(Entries shown Opens)

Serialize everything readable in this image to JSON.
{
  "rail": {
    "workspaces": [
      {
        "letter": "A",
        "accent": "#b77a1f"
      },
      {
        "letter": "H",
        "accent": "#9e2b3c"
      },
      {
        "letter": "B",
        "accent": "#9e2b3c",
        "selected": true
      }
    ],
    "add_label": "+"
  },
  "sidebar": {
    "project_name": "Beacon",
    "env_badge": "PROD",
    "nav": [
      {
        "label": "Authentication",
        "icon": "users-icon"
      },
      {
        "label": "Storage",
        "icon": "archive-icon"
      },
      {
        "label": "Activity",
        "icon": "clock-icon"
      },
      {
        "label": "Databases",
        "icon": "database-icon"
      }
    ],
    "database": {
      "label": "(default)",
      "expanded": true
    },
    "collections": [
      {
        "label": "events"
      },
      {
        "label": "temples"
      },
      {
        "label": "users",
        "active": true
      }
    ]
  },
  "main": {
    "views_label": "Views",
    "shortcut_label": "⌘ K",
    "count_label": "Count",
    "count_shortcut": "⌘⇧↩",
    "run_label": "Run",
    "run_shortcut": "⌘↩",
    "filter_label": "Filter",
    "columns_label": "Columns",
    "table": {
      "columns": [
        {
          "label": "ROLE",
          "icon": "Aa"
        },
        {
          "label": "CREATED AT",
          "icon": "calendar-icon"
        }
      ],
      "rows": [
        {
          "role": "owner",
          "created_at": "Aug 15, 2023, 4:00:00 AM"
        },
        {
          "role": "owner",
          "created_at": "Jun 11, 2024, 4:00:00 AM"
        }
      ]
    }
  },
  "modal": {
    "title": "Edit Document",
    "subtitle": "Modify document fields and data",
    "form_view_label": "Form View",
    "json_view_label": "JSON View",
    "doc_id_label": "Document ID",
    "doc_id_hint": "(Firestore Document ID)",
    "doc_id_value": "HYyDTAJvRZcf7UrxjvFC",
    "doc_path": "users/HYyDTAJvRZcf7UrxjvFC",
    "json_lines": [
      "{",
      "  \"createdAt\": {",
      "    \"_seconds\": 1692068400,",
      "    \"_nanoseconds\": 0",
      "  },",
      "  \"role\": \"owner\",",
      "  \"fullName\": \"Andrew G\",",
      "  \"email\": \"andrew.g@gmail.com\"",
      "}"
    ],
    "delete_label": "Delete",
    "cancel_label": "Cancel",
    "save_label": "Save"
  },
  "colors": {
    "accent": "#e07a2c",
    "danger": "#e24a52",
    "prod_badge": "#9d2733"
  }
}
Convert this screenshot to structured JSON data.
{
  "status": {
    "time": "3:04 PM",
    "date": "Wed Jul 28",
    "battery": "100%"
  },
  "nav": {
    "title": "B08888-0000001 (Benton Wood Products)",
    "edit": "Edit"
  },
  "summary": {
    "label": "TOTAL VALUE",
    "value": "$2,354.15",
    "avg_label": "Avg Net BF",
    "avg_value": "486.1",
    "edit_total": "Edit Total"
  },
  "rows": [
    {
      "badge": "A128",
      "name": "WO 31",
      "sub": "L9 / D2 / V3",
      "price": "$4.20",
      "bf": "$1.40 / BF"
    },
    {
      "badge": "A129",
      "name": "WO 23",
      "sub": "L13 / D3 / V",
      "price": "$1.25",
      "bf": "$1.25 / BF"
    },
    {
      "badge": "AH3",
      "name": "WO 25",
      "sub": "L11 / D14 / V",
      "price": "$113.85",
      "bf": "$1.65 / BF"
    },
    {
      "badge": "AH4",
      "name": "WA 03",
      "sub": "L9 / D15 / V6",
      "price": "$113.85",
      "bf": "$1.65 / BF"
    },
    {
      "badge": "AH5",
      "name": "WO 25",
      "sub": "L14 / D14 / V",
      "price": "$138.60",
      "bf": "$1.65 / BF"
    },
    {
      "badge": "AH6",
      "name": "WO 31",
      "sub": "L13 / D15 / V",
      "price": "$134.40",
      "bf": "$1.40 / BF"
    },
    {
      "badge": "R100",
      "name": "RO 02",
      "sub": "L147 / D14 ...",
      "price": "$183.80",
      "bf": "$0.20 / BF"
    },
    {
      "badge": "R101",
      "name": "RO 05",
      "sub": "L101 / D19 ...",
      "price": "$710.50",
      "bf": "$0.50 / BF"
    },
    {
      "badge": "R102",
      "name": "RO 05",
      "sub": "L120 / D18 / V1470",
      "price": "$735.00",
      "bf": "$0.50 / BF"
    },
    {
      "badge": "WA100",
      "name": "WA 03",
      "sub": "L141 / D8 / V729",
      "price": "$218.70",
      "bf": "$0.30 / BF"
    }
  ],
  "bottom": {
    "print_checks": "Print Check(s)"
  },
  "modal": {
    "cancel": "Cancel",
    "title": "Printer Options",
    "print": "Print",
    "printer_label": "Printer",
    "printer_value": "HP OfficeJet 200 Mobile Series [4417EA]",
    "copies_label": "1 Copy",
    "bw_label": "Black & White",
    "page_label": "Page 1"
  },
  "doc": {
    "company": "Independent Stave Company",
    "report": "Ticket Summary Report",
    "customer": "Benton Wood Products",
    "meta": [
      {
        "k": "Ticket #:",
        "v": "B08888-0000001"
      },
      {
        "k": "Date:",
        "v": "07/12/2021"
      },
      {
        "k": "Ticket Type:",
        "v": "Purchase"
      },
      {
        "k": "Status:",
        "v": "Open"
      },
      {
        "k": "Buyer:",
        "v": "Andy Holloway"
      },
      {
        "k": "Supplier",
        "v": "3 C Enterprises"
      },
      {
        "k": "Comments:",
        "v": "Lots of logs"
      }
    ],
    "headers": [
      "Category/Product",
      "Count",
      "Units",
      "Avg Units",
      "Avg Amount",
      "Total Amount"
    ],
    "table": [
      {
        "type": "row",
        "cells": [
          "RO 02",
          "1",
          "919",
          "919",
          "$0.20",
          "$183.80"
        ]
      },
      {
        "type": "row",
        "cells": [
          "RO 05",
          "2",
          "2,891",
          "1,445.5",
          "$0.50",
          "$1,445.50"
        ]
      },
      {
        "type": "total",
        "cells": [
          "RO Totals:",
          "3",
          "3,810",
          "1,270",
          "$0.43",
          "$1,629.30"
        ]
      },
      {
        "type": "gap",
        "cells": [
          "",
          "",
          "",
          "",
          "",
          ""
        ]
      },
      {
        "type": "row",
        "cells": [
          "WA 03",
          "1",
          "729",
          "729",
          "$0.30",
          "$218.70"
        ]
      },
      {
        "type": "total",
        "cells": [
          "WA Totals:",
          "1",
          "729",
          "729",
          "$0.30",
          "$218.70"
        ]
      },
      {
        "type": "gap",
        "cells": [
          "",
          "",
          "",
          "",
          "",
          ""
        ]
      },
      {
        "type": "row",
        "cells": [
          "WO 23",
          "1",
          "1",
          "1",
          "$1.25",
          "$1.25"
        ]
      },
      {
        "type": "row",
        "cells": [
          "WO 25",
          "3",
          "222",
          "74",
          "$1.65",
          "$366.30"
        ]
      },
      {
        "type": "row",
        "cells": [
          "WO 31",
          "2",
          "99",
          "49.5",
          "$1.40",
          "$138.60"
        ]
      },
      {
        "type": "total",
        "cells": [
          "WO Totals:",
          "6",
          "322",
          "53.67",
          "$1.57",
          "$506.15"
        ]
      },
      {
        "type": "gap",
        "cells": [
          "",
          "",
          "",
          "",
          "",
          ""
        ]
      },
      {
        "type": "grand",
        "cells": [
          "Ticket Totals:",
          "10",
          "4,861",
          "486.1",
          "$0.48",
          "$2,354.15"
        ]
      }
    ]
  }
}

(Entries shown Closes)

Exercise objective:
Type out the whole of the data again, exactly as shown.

Task answer:
Serialize everything readable in this image to JSON.
{
  "rail": {
    "workspaces": [
      {
        "letter": "A",
        "accent": "#b77a1f"
      },
      {
        "letter": "H",
        "accent": "#9e2b3c"
      },
      {
        "letter": "B",
        "accent": "#9e2b3c",
        "selected": true
      }
    ],
    "add_label": "+"
  },
  "sidebar": {
    "project_name": "Beacon",
    "env_badge": "PROD",
    "nav": [
      {
        "label": "Authentication",
        "icon": "users-icon"
      },
      {
        "label": "Storage",
        "icon": "archive-icon"
      },
      {
        "label": "Activity",
        "icon": "clock-icon"
      },
      {
        "label": "Databases",
        "icon": "database-icon"
      }
    ],
    "database": {
      "label": "(default)",
      "expanded": true
    },
    "collections": [
      {
        "label": "events"
      },
      {
        "label": "temples"
      },
      {
        "label": "users",
        "active": true
      }
    ]
  },
  "main": {
    "views_label": "Views",
    "shortcut_label": "⌘ K",
    "count_label": "Count",
    "count_shortcut": "⌘⇧↩",
    "run_label": "Run",
    "run_shortcut": "⌘↩",
    "filter_label": "Filter",
    "columns_label": "Columns",
    "table": {
      "columns": [
        {
          "label": "ROLE",
          "icon": "Aa"
        },
        {
          "label": "CREATED AT",
          "icon": "calendar-icon"
        }
      ],
      "rows": [
        {
          "role": "owner",
          "created_at": "Aug 15, 2023, 4:00:00 AM"
        },
        {
          "role": "owner",
          "created_at": "Jun 11, 2024, 4:00:00 AM"
        }
      ]
    }
  },
  "modal": {
    "title": "Edit Document",
    "subtitle": "Modify document fields and data",
    "form_view_label": "Form View",
    "json_view_label": "JSON View",
    "doc_id_label": "Document ID",
    "doc_id_hint": "(Firestore Document ID)",
    "doc_id_value": "HYyDTAJvRZcf7UrxjvFC",
    "doc_path": "users/HYyDTAJvRZcf7UrxjvFC",
    "json_lines": [
      "{",
      "  \"createdAt\": {",
      "    \"_seconds\": 1692068400,",
      "    \"_nanoseconds\": 0",
      "  },",
      "  \"role\": \"owner\",",
      "  \"fullName\": \"Andrew G\",",
      "  \"email\": \"andrew.g@gmail.com\"",
      "}"
    ],
    "delete_label": "Delete",
    "cancel_label": "Cancel",
    "save_label": "Save"
  },
  "colors": {
    "accent": "#e07a2c",
    "danger": "#e24a52",
    "prod_badge": "#9d2733"
  }
}
Convert this screenshot to structured JSON data.
{
  "status": {
    "time": "3:04 PM",
    "date": "Wed Jul 28",
    "battery": "100%"
  },
  "nav": {
    "title": "B08888-0000001 (Benton Wood Products)",
    "edit": "Edit"
  },
  "summary": {
    "label": "TOTAL VALUE",
    "value": "$2,354.15",
    "avg_label": "Avg Net BF",
    "avg_value": "486.1",
    "edit_total": "Edit Total"
  },
  "rows": [
    {
      "badge": "A128",
      "name": "WO 31",
      "sub": "L9 / D2 / V3",
      "price": "$4.20",
      "bf": "$1.40 / BF"
    },
    {
      "badge": "A129",
      "name": "WO 23",
      "sub": "L13 / D3 / V",
      "price": "$1.25",
      "bf": "$1.25 / BF"
    },
    {
      "badge": "AH3",
      "name": "WO 25",
      "sub": "L11 / D14 / V",
      "price": "$113.85",
      "bf": "$1.65 / BF"
    },
    {
      "badge": "AH4",
      "name": "WA 03",
      "sub": "L9 / D15 / V6",
      "price": "$113.85",
      "bf": "$1.65 / BF"
    },
    {
      "badge": "AH5",
      "name": "WO 25",
      "sub": "L14 / D14 / V",
      "price": "$138.60",
      "bf": "$1.65 / BF"
    },
    {
      "badge": "AH6",
      "name": "WO 31",
      "sub": "L13 / D15 / V",
      "price": "$134.40",
      "bf": "$1.40 / BF"
    },
    {
      "badge": "R100",
      "name": "RO 02",
      "sub": "L147 / D14 ...",
      "price": "$183.80",
      "bf": "$0.20 / BF"
    },
    {
      "badge": "R101",
      "name": "RO 05",
      "sub": "L101 / D19 ...",
      "price": "$710.50",
      "bf": "$0.50 / BF"
    },
    {
      "badge": "R102",
      "name": "RO 05",
      "sub": "L120 / D18 / V1470",
      "price": "$735.00",
      "bf": "$0.50 / BF"
    },
    {
      "badge": "WA100",
      "name": "WA 03",
      "sub": "L141 / D8 / V729",
      "price": "$218.70",
      "bf": "$0.30 / BF"
    }
  ],
  "bottom": {
    "print_checks": "Print Check(s)"
  },
  "modal": {
    "cancel": "Cancel",
    "title": "Printer Options",
    "print": "Print",
    "printer_label": "Printer",
    "printer_value": "HP OfficeJet 200 Mobile Series [4417EA]",
    "copies_label": "1 Copy",
    "bw_label": "Black & White",
    "page_label": "Page 1"
  },
  "doc": {
    "company": "Independent Stave Company",
    "report": "Ticket Summary Report",
    "customer": "Benton Wood Products",
    "meta": [
      {
        "k": "Ticket #:",
        "v": "B08888-0000001"
      },
      {
        "k": "Date:",
        "v": "07/12/2021"
      },
      {
        "k": "Ticket Type:",
        "v": "Purchase"
      },
      {
        "k": "Status:",
        "v": "Open"
      },
      {
        "k": "Buyer:",
        "v": "Andy Holloway"
      },
      {
        "k": "Supplier",
        "v": "3 C Enterprises"
      },
      {
        "k": "Comments:",
        "v": "Lots of logs"
      }
    ],
    "headers": [
      "Category/Product",
      "Count",
      "Units",
      "Avg Units",
      "Avg Amount",
      "Total Amount"
    ],
    "table": [
      {
        "type": "row",
        "cells": [
          "RO 02",
          "1",
          "919",
          "919",
          "$0.20",
          "$183.80"
        ]
      },
      {
        "type": "row",
        "cells": [
          "RO 05",
          "2",
          "2,891",
          "1,445.5",
          "$0.50",
          "$1,445.50"
        ]
      },
      {
        "type": "total",
        "cells": [
          "RO Totals:",
          "3",
          "3,810",
          "1,270",
          "$0.43",
          "$1,629.30"
        ]
      },
      {
        "type": "gap",
        "cells": [
          "",
          "",
          "",
          "",
          "",
          ""
        ]
      },
      {
        "type": "row",
        "cells": [
          "WA 03",
          "1",
          "729",
          "729",
          "$0.30",
          "$218.70"
        ]
      },
      {
        "type": "total",
        "cells": [
          "WA Totals:",
          "1",
          "729",
          "729",
          "$0.30",
          "$218.70"
        ]
      },
      {
        "type": "gap",
        "cells": [
          "",
          "",
          "",
          "",
          "",
          ""
        ]
      },
      {
        "type": "row",
        "cells": [
          "WO 23",
          "1",
          "1",
          "1",
          "$1.25",
          "$1.25"
        ]
      },
      {
        "type": "row",
        "cells": [
          "WO 25",
          "3",
          "222",
          "74",
          "$1.65",
          "$366.30"
        ]
      },
      {
        "type": "row",
        "cells": [
          "WO 31",
          "2",
          "99",
          "49.5",
          "$1.40",
          "$138.60"
        ]
      },
      {
        "type": "total",
        "cells": [
          "WO Totals:",
          "6",
          "322",
          "53.67",
          "$1.57",
          "$506.15"
        ]
      },
      {
        "type": "gap",
        "cells": [
          "",
          "",
          "",
          "",
          "",
          ""
        ]
      },
      {
        "type": "grand",
        "cells": [
          "Ticket Totals:",
          "10",
          "4,861",
          "486.1",
          "$0.48",
          "$2,354.15"
        ]
      }
    ]
  }
}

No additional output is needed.